Search the records for the string "Montage" and copy every line in which it appears.
= = = = = = =
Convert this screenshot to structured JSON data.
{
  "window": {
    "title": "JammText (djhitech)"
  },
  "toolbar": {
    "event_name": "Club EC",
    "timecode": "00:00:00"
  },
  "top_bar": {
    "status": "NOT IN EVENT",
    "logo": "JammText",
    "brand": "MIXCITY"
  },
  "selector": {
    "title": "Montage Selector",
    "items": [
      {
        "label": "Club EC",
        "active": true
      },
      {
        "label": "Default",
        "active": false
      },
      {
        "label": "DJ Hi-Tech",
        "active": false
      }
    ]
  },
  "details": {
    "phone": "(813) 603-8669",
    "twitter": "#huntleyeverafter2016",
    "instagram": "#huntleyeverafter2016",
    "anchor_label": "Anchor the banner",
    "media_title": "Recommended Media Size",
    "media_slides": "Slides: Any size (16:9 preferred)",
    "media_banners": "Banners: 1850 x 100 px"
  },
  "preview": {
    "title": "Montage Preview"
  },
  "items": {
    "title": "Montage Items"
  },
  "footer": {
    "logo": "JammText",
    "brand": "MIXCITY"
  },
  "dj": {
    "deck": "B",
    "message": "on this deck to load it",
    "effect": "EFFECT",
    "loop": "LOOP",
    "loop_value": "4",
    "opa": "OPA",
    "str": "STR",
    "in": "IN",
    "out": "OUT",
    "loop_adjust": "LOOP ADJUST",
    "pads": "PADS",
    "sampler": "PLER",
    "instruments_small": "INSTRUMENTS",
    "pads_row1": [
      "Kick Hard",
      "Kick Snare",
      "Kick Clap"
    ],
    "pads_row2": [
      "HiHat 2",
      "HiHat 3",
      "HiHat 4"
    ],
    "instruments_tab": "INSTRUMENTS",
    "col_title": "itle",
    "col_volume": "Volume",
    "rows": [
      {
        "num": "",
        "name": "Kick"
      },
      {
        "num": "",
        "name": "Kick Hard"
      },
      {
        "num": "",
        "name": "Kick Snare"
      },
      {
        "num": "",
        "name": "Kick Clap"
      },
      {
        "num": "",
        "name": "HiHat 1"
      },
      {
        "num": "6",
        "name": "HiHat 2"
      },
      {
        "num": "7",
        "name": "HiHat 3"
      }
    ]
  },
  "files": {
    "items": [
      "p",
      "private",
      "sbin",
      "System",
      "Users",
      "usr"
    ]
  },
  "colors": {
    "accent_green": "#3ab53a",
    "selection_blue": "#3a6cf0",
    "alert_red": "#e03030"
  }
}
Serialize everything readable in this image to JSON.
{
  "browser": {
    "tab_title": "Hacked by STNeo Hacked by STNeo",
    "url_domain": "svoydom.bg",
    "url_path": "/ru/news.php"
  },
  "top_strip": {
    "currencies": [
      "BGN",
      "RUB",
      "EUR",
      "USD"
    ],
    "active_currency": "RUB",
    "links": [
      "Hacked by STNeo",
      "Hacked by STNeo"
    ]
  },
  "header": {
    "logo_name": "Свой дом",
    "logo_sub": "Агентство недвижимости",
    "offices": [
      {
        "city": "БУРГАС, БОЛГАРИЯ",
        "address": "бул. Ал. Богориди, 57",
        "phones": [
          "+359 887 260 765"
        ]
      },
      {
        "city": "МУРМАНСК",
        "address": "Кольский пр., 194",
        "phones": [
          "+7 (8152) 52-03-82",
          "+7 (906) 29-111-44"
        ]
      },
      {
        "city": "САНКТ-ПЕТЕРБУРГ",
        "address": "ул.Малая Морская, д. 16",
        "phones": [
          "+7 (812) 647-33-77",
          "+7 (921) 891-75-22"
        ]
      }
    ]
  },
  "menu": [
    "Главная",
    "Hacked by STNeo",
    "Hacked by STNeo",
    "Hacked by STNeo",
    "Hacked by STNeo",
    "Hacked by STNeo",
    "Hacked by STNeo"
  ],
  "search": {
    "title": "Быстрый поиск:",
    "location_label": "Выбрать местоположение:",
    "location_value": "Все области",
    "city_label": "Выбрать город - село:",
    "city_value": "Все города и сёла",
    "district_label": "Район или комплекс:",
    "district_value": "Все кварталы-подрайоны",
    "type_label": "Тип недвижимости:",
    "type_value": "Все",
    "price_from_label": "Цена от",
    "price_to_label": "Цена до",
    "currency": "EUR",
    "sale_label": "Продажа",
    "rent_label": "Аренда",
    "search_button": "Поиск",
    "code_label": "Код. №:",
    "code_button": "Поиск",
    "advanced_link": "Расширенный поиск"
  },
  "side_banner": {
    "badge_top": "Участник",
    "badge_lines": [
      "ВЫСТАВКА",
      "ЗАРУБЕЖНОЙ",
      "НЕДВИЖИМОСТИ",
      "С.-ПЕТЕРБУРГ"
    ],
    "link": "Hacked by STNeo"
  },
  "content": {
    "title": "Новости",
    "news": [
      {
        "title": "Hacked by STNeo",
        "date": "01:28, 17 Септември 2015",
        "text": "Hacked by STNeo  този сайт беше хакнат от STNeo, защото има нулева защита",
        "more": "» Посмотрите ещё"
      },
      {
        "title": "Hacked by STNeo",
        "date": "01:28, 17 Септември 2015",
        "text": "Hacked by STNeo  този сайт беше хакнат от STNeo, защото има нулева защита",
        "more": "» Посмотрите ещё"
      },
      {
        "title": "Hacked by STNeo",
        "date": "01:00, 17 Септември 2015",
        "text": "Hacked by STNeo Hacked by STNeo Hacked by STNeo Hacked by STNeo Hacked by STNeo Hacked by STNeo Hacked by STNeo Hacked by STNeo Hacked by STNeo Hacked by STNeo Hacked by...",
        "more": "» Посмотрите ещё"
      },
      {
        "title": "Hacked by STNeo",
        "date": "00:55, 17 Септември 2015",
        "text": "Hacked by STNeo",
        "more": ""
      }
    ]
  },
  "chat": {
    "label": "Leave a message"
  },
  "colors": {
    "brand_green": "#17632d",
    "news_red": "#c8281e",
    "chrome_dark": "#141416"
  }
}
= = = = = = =
* REPLY TO THE TASK
    "title": "Montage Selector",
    "title": "Montage Preview"
    "title": "Montage Items"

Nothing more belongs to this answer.